“This project was born through that shared activism, in a way—a desire to create a platform that can be used for good,” Goodman adds.

They worked quickly to bring People of Craft to fruition—not an easy task for two busy designers with rigorous day jobs. “We wanted to get it out as fast as we could, because we both wanted to both start this conversation,” says Goodman. Lamont notes that they were eager to provide a concrete response to the companies, conferences, and other entities whose answer to a lack of diversity amongst their employees and participants had been “We can’t find these people.”

“Now our response is, ‘You’re just not looking hard enough. Here’s literally an entire database of them,’” Lamont says.

  • Photo by Adalis Martinez. Via @peopleofcraftsmanship via Instagram.

    Photo by Adalis Martinez. Via @peopleofcraftsmanship via Instagram.

  • Photo by Reina Takahashi. Via @peopleofcraftsmanship via Instagram.

    Photo by Reina Takahashi. Via @peopleofcraftsmanship via Instagram.

Currently, People of Craft includes over 300 professionals of color. Each person is represented by a thumbnail image to represent themselves or their work, alongside their name, creative focus, and links to personal websites and Instagram accounts. Using a navigation bar at the top of the page, users of the site can refine their searches by specific professional categories: designers, illustrators, artists, letterers, creative directors, photographers, entrepreneurs, writers, managers, and developers.

But Goodman and Lamont both emphasize that this is just the beginning of a project they hope will expand, both in the number of creatives listed on the site, and the overarching scope. Their first task is to add the 250-plus (and counting) submissions they’ve received over the last two weeks. By the end of the month, they expect People of Craft’s original database of 300 to double.

“As long as you identify as a person of color, and you believe what you’re doing is creative, then you belong on the site, and you should reach out to us,” Lamont explains. They hope this ever-growing digital rolodex will not only serve to connect companies to professionals of color, but also creatives to each other, thus fostering community and a support network.

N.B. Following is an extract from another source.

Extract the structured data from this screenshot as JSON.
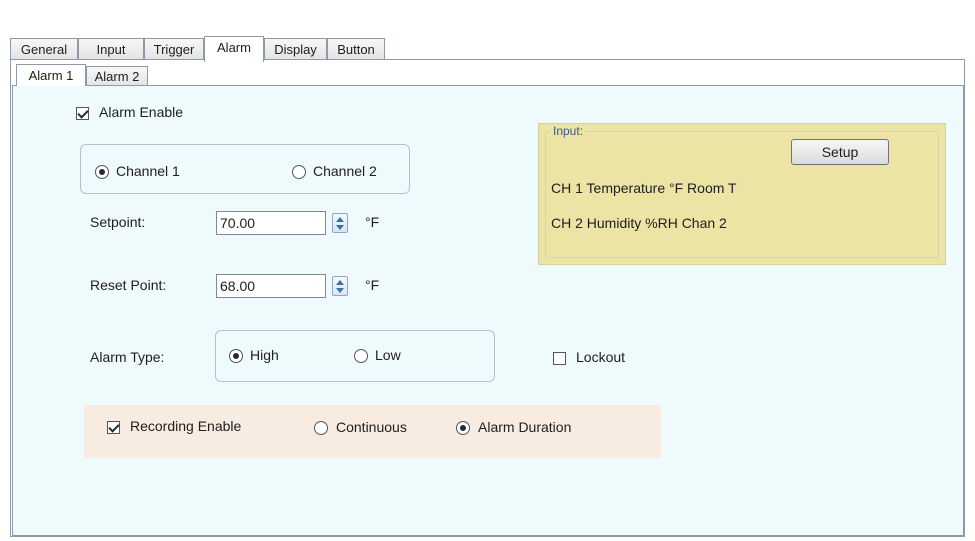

Other future goals include introducing a lecture series, as well as a directory and calendar of diversity-supporting events and projects, like St. Louis-based designer Tim Hykes’s 28 Days of Black Designers project, which featured profiles of underrecognized black designers. Hykes was inspired by the 2016 Design Census, which found that black people made up only 3 percent of the U.S. participants who took the survey. “As designers,” Hykes writes on his project’s site, “we should be asking what can we do to solve this problem. The first answer is always more awareness and celebration.”

Just two weeks in, Goodman and Lamont are already well on their way to expanding their passion project, and turning it into a powerful tool for encouraging diversity across creative fields.


—Alexxa Gotthardt